|Lambert v Bracco|
|2005 NY Slip Op 04007 [18 AD3d 619]|
|May 16, 2005|
|Appellate Division, Second Department|
|Published by New York State Law Reporting Bureau pursuant to Judiciary Law § 431.|
|Jason Lambert, Plaintiff,|
Donald Bracco, Jr., Respondent, et al., Defendant, and Anthony Lazaro, Appellant.
In an action to recover damages for personal injuries, the defendant Anthony Lazaro appeals from so much of an order of the Supreme Court, Kings County (Hubsher, J.), dated July 6, 2004, as granted that branch of the defendant Donald Bracco, Jr.'s motion which was for summary judgment dismissing the defendant Anthony Lazaro's cross claims insofar as asserted against him.
Ordered that the order is affirmed insofar as appealed from, with costs.

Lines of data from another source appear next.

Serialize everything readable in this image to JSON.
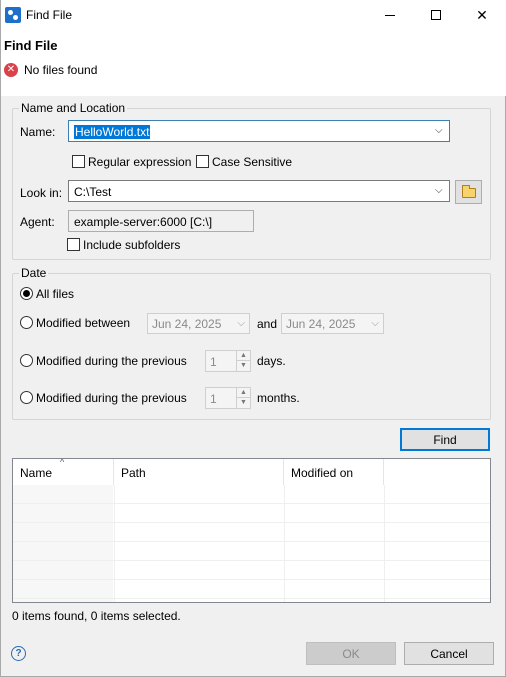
{
  "window": {
    "title": "Find File",
    "icon": "find-file-app-icon",
    "controls": {
      "minimize": "minimize-icon",
      "maximize": "maximize-icon",
      "close": "✕"
    }
  },
  "header": {
    "title": "Find File",
    "message": "No files found",
    "message_icon": "error-icon"
  },
  "name_location": {
    "legend": "Name and Location",
    "name_label": "Name:",
    "name_value": "HelloWorld.txt",
    "regex_label": "Regular expression",
    "regex_checked": false,
    "case_label": "Case Sensitive",
    "case_checked": false,
    "lookin_label": "Look in:",
    "lookin_value": "C:\\Test",
    "agent_label": "Agent:",
    "agent_value": "example-server:6000 [C:\\]",
    "subfolders_label": "Include subfolders",
    "subfolders_checked": false
  },
  "date": {
    "legend": "Date",
    "all_files_label": "All files",
    "selected_option": "all_files",
    "between_label": "Modified between",
    "between_from": "Jun 24, 2025",
    "and_label": "and",
    "between_to": "Jun 24, 2025",
    "prev_days_label": "Modified during the previous",
    "prev_days_value": "1",
    "days_label": "days.",
    "prev_months_label": "Modified during the previous",
    "prev_months_value": "1",
    "months_label": "months."
  },
  "find_button": "Find",
  "results": {
    "columns": [
      "Name",
      "Path",
      "Modified on"
    ],
    "sort_column": "Name",
    "rows": []
  },
  "status_text": "0 items found, 0 items selected.",
  "footer": {
    "help_icon": "?",
    "ok_label": "OK",
    "ok_enabled": false,
    "cancel_label": "Cancel"
  }
}
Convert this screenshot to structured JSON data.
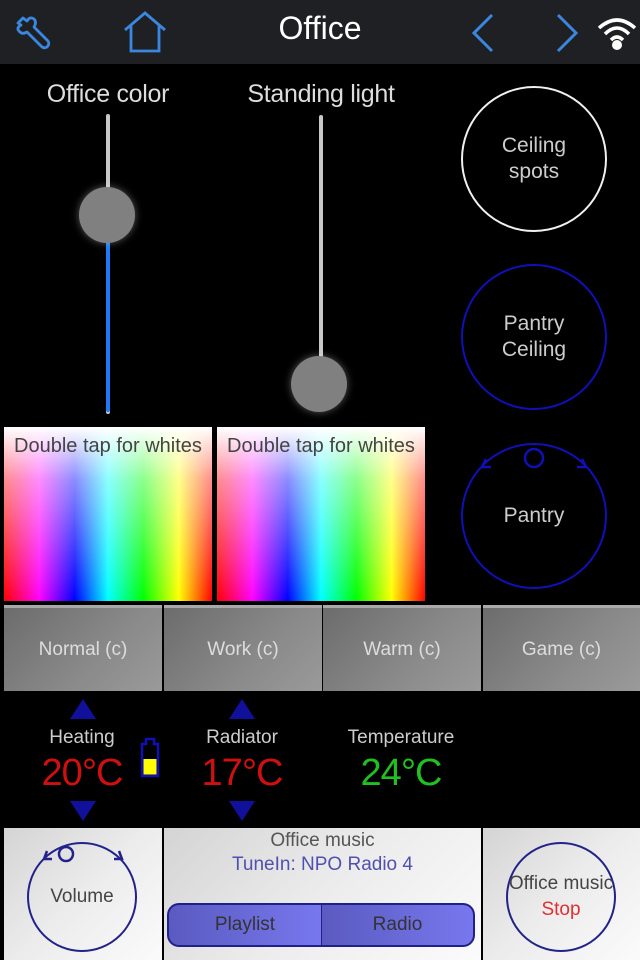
{
  "navbar": {
    "title": "Office",
    "icons": {
      "settings": "wrench-icon",
      "home": "home-icon",
      "previous": "chevron-left-icon",
      "next": "chevron-right-icon",
      "connection": "wifi-icon"
    },
    "accent_color": "#3b87e0"
  },
  "sliders": [
    {
      "label": "Office color",
      "value_percent": 70,
      "fill_color": "#1e7bf5"
    },
    {
      "label": "Standing light",
      "value_percent": 0
    }
  ],
  "round_buttons": [
    {
      "line1": "Ceiling",
      "line2": "spots",
      "state": "on",
      "ring_color": "#ffffff"
    },
    {
      "line1": "Pantry",
      "line2": "Ceiling",
      "state": "off",
      "ring_color": "#1010b8"
    },
    {
      "line1": "Pantry",
      "type": "dimmer",
      "ring_color": "#1010b8"
    }
  ],
  "color_pickers": [
    {
      "label": "Double tap for whites"
    },
    {
      "label": "Double tap for whites"
    }
  ],
  "scenes": [
    {
      "label": "Normal (c)"
    },
    {
      "label": "Work (c)"
    },
    {
      "label": "Warm (c)"
    },
    {
      "label": "Game (c)"
    }
  ],
  "climate": {
    "heating": {
      "label": "Heating",
      "value": "20°C",
      "color": "#d01010",
      "battery_level_percent": 45
    },
    "radiator": {
      "label": "Radiator",
      "value": "17°C",
      "color": "#d01010"
    },
    "temperature": {
      "label": "Temperature",
      "value": "24°C",
      "color": "#20c020"
    }
  },
  "music": {
    "volume_label": "Volume",
    "title": "Office music",
    "source": "TuneIn: NPO Radio 4",
    "source_color": "#5050b0",
    "segments": [
      {
        "label": "Playlist"
      },
      {
        "label": "Radio"
      }
    ],
    "stop_button": {
      "line1": "Office music",
      "line2": "Stop",
      "line2_color": "#e03030"
    }
  }
}
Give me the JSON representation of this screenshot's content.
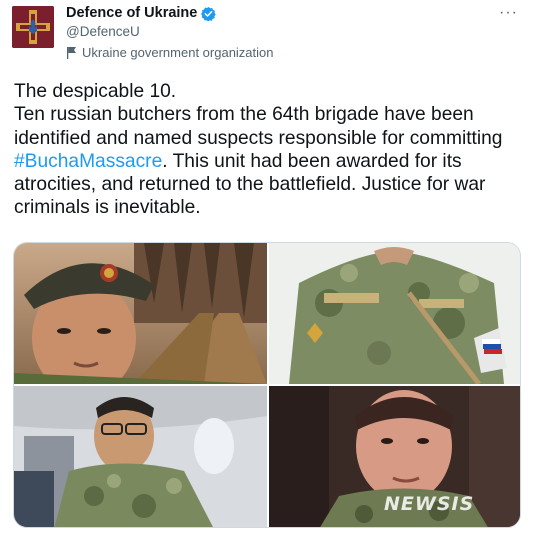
{
  "account": {
    "name": "Defence of Ukraine",
    "handle": "@DefenceU",
    "org_label": "Ukraine government organization",
    "verified_color": "#1d9bf0",
    "avatar_bg": "#7a1f2b"
  },
  "menu": {
    "more_label": "···"
  },
  "tweet": {
    "lines": [
      "The despicable 10.",
      "Ten russian butchers from the 64th brigade have been identified and named suspects responsible for committing "
    ],
    "hashtag": "#BuchaMassacre",
    "after_hashtag": ". This unit had been awarded for its atrocities, and returned to the battlefield. Justice for war criminals is inevitable.",
    "hashtag_color": "#1d9bf0"
  },
  "media": {
    "photos": [
      {
        "subject": "soldier-beret-forest"
      },
      {
        "subject": "camouflage-uniform-patches"
      },
      {
        "subject": "soldier-airplane-glasses"
      },
      {
        "subject": "soldier-closeup-dark"
      }
    ],
    "watermark": "NEWSIS"
  }
}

The plaintiff commenced this action to recover damages for personal injuries he allegedly sustained during an accident involving three vehicles. The plaintiff testified at his examination before trial that a vehicle driven by the defendant Calix Jose Oswaldo hit a vehicle driven by the defendant Donald Bracco, Jr. Moments later, a vehicle driven by the defendant Anthony Lazaro, in which the plaintiff was a passenger, hit Oswaldo's vehicle. Based on this testimony and his own affidavit to the same effect, the Supreme Court granted Bracco's motion for summary judgment dismissing the complaint and all cross claims insofar as asserted against him. Lazaro appeals from so much of the order as dismissed his cross claims insofar as asserted against Bracco. We affirm.
The evidence Bracco submitted in support of his motion demonstrated, prima facie, that he was not at fault in the happening of the accident (see Velazquez v Denton Limo, Inc., 7 AD3d 787 ; Flood v New York City Tr. Auth., 6 AD3d 655 ; Hollis v Kellog, 306 AD2d 244 ; Ziminski v [*2]Rosenthal, 276 AD2d 790 ). In opposition, Lazaro failed to raise a triable issue of fact.
Lazaro also failed to establish that the motion should have been denied pending discovery. Although determination of a summary judgment motion may be delayed to allow for further discovery where evidence necessary to oppose the motion is unavailable to the opponent (see CPLR 3212 [f]), "[a] determination of summary judgment cannot be avoided by a claimed need for discovery unless some evidentiary basis is offered to suggest that discovery may lead to relevant evidence" (Ruttura & Sons Constr. Co. v Petrocelli Constr., 257 AD2d 614, 615 ; see Wyllie v District Attorney of County of Kings, 2 AD3d 714 ). A party's mere hope that further discovery will reveal the existence of triable issues of fact is insufficient to delay determination on the issue of summary judgment (see Wyllie v District Attorney of County of Kings, supra; Weltmann v RWP Group, 232 AD2d 550 ). Here, Lazaro was present during the relevant events, and could have submitted his own affidavit (see Gillinder v Hemmes, 298 AD2d 493 ). He failed to demonstrate an evidentiary basis to suggest that additional disclosure might lead to relevant evidence. Thus, the Supreme Court properly granted that branch of Bracco's motion which was for summary judgment dismissing Lazaro's cross claims insofar as asserted against him. S. Miller, J.P., Ritter, Goldstein and Lifson, JJ., concur.